- Written by Roberto Castiglioni
More disabled passengers have come forward sharing their complaints about assistance London Heathrow airport provides people with reduced mobility.
Hours after publishing the report of constant assistance failures a passenger with reduced mobility experienced over the year at London Heathrow, more passengers came forward sharing their negative experience with the services the airport provides disabled passengers.
"I had a horrible experience this summer in transit through Heathrow with my daughter (severe Cerebral Palsy) to and from California to Italy, “Heather Mispagel posted on the Reduced Mobility Rights Facebook page. "No help provided (on either trip) whatsoever. None - though airport had been advised of us in advance. Fortunately I had a stroller for my daughter however I also had another child to take care of and no other adult assistance... Needless to say the trip was very stressful indeed."
Unavailability of pre-booked assistance appears to be an area of serious concern among passengers using London Heathrow airport assistance.
On 24 October, a disabled woman arrived at Terminal 5 on a British Airways flight from Lisbon. Her pre-booked wheelchair assistance was nowhere to be found.
"Another disabled passenger traveling on the same flight was met by assistance," Mrs Freidenberg recalls. “I walked a bit to go indoors, but my legs could not make it. We were just in the middle of nowhere, in some corridor, who knows where," she said.
Airlines' employees are not shy to describe a non-flattering view of ground services BAA provides to PRMs arriving at London Heathrow.

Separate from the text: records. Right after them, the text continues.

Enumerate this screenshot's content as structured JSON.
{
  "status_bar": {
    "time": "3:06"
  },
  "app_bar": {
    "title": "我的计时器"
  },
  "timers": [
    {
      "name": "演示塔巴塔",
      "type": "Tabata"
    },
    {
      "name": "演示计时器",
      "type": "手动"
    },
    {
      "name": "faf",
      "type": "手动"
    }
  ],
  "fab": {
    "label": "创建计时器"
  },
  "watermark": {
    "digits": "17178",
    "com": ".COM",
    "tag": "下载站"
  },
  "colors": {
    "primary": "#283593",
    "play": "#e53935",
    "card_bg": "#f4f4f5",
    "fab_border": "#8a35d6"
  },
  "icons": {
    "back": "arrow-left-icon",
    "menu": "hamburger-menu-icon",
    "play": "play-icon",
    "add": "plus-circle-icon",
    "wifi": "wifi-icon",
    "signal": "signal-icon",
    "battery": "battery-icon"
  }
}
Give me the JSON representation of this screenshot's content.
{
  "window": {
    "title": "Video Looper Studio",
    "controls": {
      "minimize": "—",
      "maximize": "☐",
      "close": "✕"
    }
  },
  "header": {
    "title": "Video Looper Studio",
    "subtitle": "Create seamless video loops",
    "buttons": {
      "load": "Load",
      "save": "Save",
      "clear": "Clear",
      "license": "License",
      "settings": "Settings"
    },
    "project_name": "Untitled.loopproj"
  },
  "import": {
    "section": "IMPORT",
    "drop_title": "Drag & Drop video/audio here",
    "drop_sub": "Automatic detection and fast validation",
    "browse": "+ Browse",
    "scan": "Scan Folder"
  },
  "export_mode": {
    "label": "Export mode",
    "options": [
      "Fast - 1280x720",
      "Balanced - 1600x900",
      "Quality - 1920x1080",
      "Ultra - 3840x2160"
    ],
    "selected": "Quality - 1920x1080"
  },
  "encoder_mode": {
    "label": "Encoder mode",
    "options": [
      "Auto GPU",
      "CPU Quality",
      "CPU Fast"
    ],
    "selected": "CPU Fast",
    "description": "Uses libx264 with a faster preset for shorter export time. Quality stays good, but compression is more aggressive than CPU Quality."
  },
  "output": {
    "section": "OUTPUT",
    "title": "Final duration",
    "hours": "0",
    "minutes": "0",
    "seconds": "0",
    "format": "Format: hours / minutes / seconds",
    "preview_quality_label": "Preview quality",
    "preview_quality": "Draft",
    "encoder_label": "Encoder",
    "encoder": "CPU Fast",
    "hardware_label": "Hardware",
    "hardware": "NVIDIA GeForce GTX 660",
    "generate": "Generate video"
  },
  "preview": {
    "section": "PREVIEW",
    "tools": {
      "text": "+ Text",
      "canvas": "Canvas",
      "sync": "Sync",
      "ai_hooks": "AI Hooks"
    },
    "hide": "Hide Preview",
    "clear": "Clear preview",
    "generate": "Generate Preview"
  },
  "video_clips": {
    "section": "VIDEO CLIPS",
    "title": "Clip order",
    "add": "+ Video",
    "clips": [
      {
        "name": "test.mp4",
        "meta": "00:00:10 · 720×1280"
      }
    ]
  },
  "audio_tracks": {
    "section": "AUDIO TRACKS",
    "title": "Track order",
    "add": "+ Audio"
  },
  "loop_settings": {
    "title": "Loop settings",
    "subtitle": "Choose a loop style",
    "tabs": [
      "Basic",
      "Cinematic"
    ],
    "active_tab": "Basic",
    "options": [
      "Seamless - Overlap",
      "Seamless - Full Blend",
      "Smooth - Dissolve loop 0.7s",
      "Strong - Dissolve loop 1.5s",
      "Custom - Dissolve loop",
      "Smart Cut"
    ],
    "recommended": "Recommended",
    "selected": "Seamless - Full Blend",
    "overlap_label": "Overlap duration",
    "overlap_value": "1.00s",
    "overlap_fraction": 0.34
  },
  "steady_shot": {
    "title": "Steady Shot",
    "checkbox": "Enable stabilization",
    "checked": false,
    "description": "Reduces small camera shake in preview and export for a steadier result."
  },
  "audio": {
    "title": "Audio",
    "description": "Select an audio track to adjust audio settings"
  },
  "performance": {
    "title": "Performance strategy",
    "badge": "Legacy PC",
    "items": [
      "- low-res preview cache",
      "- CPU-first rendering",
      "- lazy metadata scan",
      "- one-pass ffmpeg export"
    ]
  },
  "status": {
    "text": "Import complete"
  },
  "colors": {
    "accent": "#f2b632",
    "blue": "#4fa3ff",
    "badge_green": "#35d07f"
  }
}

"A great deal of long-haul flights have passengers requiring a wheelchair, it does not matter which company lands at Heathrow," an airline employee told Reduced Mobility Rights in May 2012. "They all suffer, at some time or other, having to wait for BAA ground service to appear or reappear for the wheelchair staff is stretched."
"I had a dreadful 15 hour experience at Heathrow Terminal 5 in July and am still getting over it, “Teresa Clayton-Sanderson shared on our Facebook page. "No acknowledgement of my complaint from the service provider either. They seemed in chaos and severely understaffed & underequipped. I must've got a really bad day!"
“There are no complaint forms easily available in the airport website, and there is no complain box either inside Heathrow Terminals or in the wheel chair waiting rooms; some friends have tried to help me find it without success," disabled traveller Celia Freidenberg said.
EU legislation protecting the rights of disabled passengers, 1107/2006, states that a disabled person who considers that his rights have been violated may bring the matter to the attention of the managing body of the airport.
"EU law does not place an obligation on Heathrow airport to put a complaint link on any particular page of the website," Mark Hicks, BAA Flight Connections and PRM Manager at London Heathrow told Reduced Mobility Rights months ago.
While disabled passengers lament that either complaints can't be filed, or the ones submitted are ignored, Heathrow states passengers’ praises are sky rocketing. "Over the last year we have seen a 187% increase in compliments from our passengers," a Heathrow airport spokesperson told Reduced Mobility Rights on Monday.
Despite numerous reports of denied pre-booked assistance, a black and white breach of the law, Heathrow airport has so far avoided enforcement by the authority.
"While both Heathrow and the CAA recognise that no level of failure is satisfactory, we are confident that working with ourselves and their stakeholders the airport is taking the right steps to continue to improve their position,” a spokesperson for the Civil Aviation Authority said on Monday.